Lessons

  • Systematization can be used to document single and short-time project or longer and more complex programmes or development interventions. It can be carried out by community-based groups or organisations, NGOs, networks or large institutions. The general framework for orientation can be adapted to various contexts and particular institutional interests.
  • It is quite important to adequately manage people’s expectations from the very beginning. Here, it is important to adopt the principles of inclusion and transparency. Apart from that, in cases where people have an interest on the issue, they should feel the right, and should have the opportunity, to get involved and participate.
  • At the time of identifying the key stakeholders, all sectors should be contacted (social, economic and environmental sectors; NGOs, the private sector, academia, government, local communities). This has to do with equal partnership and power-sharing principles. Yet a multi-stakeholder perspective should avoid becoming “stakeholderism”. It is important to identify and select only those stakeholders that are crucial for the assessment.
  • Participation can be stimulated with the use of participatory tools or games. But the main lesson here is to consider that these are only tools. More important is to have the will and attitude to stimulate participation. There is not a set of tools just to apply in any case. It is necessary to adapt them while keeping the objective of the session or meeting.

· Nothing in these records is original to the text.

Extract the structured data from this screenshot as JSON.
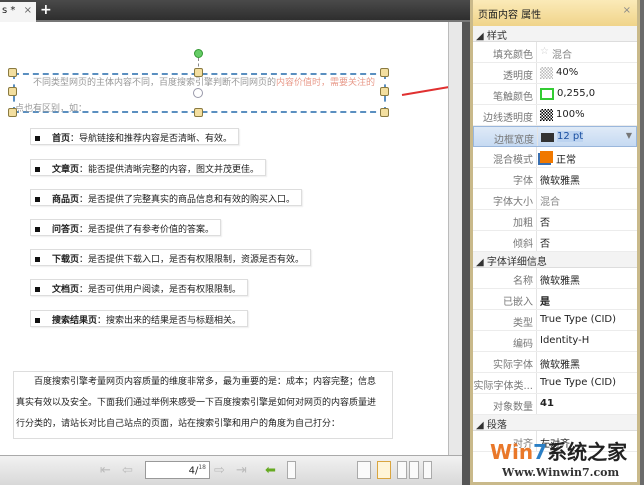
{
  "tabs": {
    "active_label": "s *",
    "close": "×",
    "new": "+"
  },
  "selection": {
    "text_line1_normal": "不同类型网页的主体内容不同，百度搜索引擎判断不同网页的",
    "text_line1_highlight": "内容价值时，需要关注的",
    "text_line2": "点也有区别，如："
  },
  "bullets": [
    {
      "key": "首页",
      "text": "：导航链接和推荐内容是否清晰、有效。"
    },
    {
      "key": "文章页",
      "text": "：能否提供清晰完整的内容，图文并茂更佳。"
    },
    {
      "key": "商品页",
      "text": "：是否提供了完整真实的商品信息和有效的购买入口。"
    },
    {
      "key": "问答页",
      "text": "：是否提供了有参考价值的答案。"
    },
    {
      "key": "下载页",
      "text": "：是否提供下载入口，是否有权限限制，资源是否有效。"
    },
    {
      "key": "文档页",
      "text": "：是否可供用户阅读，是否有权限限制。"
    },
    {
      "key": "搜索结果页",
      "text": "：搜索出来的结果是否与标题相关。"
    }
  ],
  "paragraph": [
    "百度搜索引擎考量网页内容质量的维度非常多，最为重要的是：成本；内容完整；信息",
    "真实有效以及安全。下面我们通过举例来感受一下百度搜索引擎是如何对网页的内容质量进",
    "行分类的，请站长对比自己站点的页面，站在搜索引擎和用户的角度为自己打分："
  ],
  "toolbar": {
    "page_current": "4/",
    "page_total": "18"
  },
  "panel": {
    "title": "页面内容 属性",
    "close": "×",
    "sections": [
      {
        "title": "样式",
        "rows": [
          {
            "label": "填充颜色",
            "value": "混合"
          },
          {
            "label": "透明度",
            "value": "40%"
          },
          {
            "label": "笔触颜色",
            "value": "0,255,0"
          },
          {
            "label": "边线透明度",
            "value": "100%"
          },
          {
            "label": "边框宽度",
            "value": "12 pt"
          },
          {
            "label": "混合模式",
            "value": "正常"
          },
          {
            "label": "字体",
            "value": "微软雅黑"
          },
          {
            "label": "字体大小",
            "value": "混合"
          },
          {
            "label": "加粗",
            "value": "否"
          },
          {
            "label": "倾斜",
            "value": "否"
          }
        ]
      },
      {
        "title": "字体详细信息",
        "rows": [
          {
            "label": "名称",
            "value": "微软雅黑"
          },
          {
            "label": "已嵌入",
            "value": "是"
          },
          {
            "label": "类型",
            "value": "True Type (CID)"
          },
          {
            "label": "编码",
            "value": "Identity-H"
          },
          {
            "label": "实际字体",
            "value": "微软雅黑"
          },
          {
            "label": "实际字体类...",
            "value": "True Type (CID)"
          },
          {
            "label": "对象数量",
            "value": "41"
          }
        ]
      },
      {
        "title": "段落",
        "rows": [
          {
            "label": "对齐",
            "value": "左对齐"
          }
        ]
      }
    ]
  },
  "watermark": {
    "brand_a": "Win",
    "brand_b": "7",
    "brand_c": "系统之家",
    "url": "Www.Winwin7.com"
  },
  "colors": {
    "stroke": "#00ff00",
    "blend": "#f07800",
    "accent": "#e03030"
  }
}
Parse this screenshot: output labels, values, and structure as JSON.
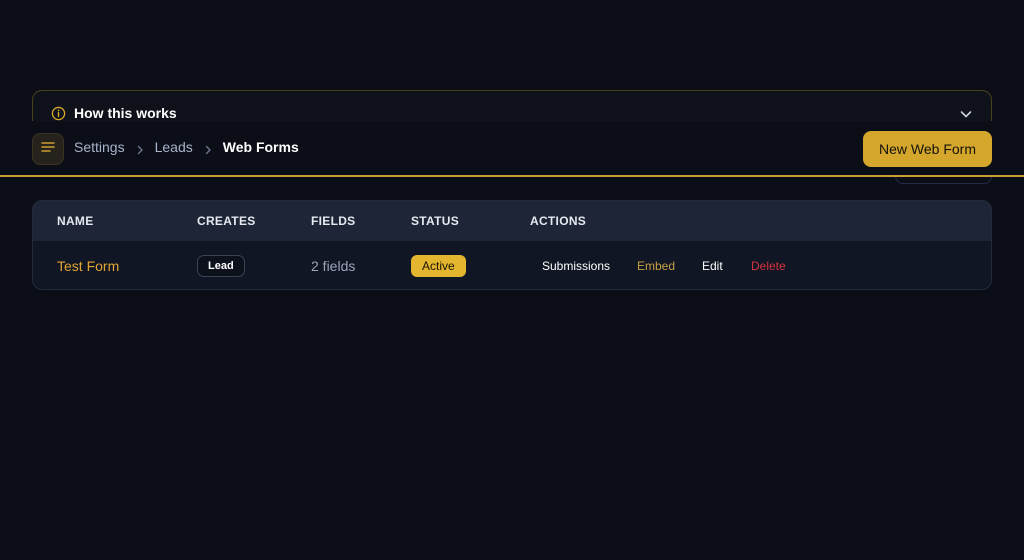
{
  "how_it_works": {
    "title": "How this works"
  },
  "header": {
    "breadcrumb": [
      "Settings",
      "Leads",
      "Web Forms"
    ],
    "new_button_label": "New Web Form"
  },
  "table": {
    "columns": [
      "NAME",
      "CREATES",
      "FIELDS",
      "STATUS",
      "ACTIONS"
    ],
    "rows": [
      {
        "name": "Test Form",
        "creates": "Lead",
        "fields": "2 fields",
        "status": "Active",
        "actions": [
          "Submissions",
          "Embed",
          "Edit",
          "Delete"
        ]
      }
    ]
  },
  "colors": {
    "accent": "#d4a72c",
    "delete": "#d8323f",
    "background": "#0b0e17"
  },
  "icons": {
    "info": "info-icon",
    "menu": "menu-icon",
    "chevron": "chevron-down-icon",
    "separator": "chevron-right-icon"
  }
}
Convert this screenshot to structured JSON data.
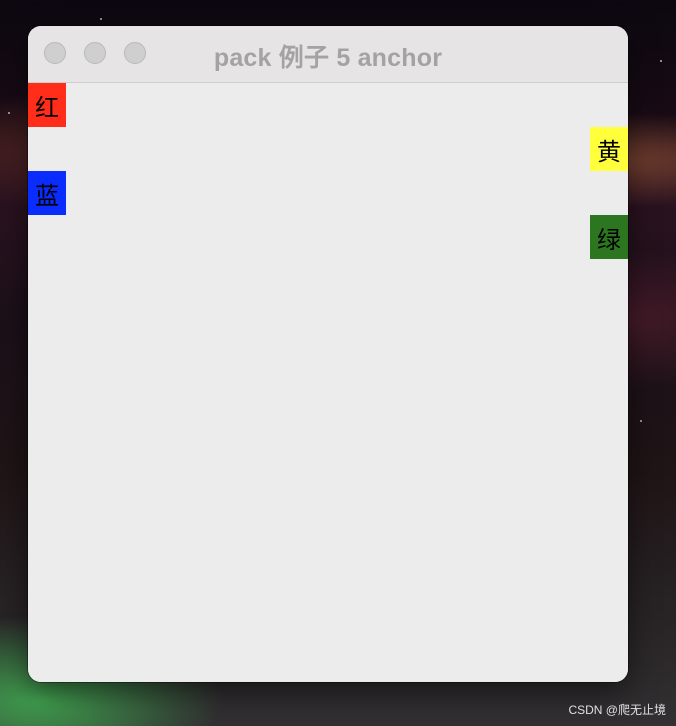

Before selecting or using a tool, it is necessary to clearly determine the objective to reach by using this tool.
  • The material and financial resources, and the physical environment where the activity is going to be developed are also very important issues.

 

© 2016, CTA. Technical Centre for Agricultural and Rural Cooperation

CTA is a joint institution operating under the framework of the Cotonou Agreement between the ACP Group of States (Africa, the Caribbean and the Pacific) and the EU Member States (European Union). CTA is funded by the European Union.